EXERCISE PROMPT:
Every line in the records below that holds "Artefatos" must be identified and copied.

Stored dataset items
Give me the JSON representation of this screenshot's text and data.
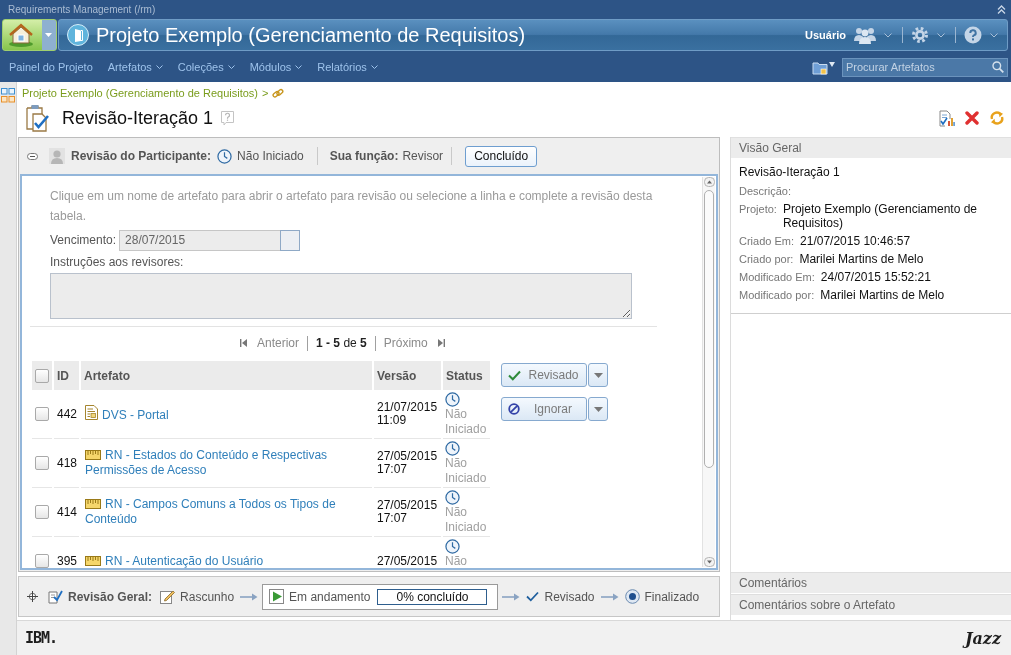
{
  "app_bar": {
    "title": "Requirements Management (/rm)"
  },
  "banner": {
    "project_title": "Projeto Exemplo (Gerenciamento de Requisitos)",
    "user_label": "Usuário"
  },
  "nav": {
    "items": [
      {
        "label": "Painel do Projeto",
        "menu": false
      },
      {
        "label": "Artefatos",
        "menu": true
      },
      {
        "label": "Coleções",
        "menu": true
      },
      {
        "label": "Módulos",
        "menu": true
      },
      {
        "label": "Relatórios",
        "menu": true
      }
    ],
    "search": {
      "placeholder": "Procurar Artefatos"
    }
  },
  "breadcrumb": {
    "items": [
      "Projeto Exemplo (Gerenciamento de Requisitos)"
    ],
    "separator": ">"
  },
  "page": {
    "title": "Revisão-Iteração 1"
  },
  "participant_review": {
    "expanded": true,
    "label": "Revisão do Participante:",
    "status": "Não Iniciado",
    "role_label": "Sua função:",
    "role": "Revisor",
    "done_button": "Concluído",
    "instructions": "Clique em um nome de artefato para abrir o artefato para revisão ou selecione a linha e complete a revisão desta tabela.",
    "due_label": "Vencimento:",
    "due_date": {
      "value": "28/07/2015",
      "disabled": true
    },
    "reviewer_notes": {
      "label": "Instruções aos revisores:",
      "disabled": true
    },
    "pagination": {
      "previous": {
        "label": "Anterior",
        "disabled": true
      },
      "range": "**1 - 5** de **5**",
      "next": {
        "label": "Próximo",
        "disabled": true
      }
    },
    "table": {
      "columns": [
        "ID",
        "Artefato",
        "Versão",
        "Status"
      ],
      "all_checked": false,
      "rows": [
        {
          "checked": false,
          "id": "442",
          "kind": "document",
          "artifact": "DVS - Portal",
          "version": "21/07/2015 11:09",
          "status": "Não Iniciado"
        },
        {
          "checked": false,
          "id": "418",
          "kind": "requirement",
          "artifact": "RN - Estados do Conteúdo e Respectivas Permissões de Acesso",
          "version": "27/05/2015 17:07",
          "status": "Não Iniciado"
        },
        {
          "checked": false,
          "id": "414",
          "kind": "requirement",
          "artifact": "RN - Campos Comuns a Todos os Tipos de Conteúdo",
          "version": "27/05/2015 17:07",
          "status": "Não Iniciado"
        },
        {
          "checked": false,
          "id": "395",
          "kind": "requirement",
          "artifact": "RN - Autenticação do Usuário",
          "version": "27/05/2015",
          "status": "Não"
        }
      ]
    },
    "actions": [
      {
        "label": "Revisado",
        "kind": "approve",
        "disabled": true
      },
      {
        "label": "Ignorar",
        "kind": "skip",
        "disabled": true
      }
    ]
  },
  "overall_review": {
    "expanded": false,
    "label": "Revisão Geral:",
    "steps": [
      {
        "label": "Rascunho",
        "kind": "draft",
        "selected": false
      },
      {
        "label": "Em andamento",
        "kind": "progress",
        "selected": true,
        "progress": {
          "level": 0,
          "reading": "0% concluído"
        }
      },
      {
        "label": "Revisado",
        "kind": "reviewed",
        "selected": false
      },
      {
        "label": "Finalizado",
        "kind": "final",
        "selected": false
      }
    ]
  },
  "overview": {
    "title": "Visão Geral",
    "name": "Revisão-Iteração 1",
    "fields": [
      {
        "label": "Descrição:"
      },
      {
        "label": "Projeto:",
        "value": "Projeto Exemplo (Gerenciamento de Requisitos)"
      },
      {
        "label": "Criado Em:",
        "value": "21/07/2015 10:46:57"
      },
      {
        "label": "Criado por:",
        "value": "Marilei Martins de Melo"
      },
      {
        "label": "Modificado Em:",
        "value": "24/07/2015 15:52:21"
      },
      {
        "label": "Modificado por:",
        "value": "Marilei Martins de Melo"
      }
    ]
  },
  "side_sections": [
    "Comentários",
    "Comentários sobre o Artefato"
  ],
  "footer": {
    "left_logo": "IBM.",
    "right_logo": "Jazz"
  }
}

WRITTEN SOLUTION:
        "label": "Artefatos",
      "placeholder": "Procurar Artefatos"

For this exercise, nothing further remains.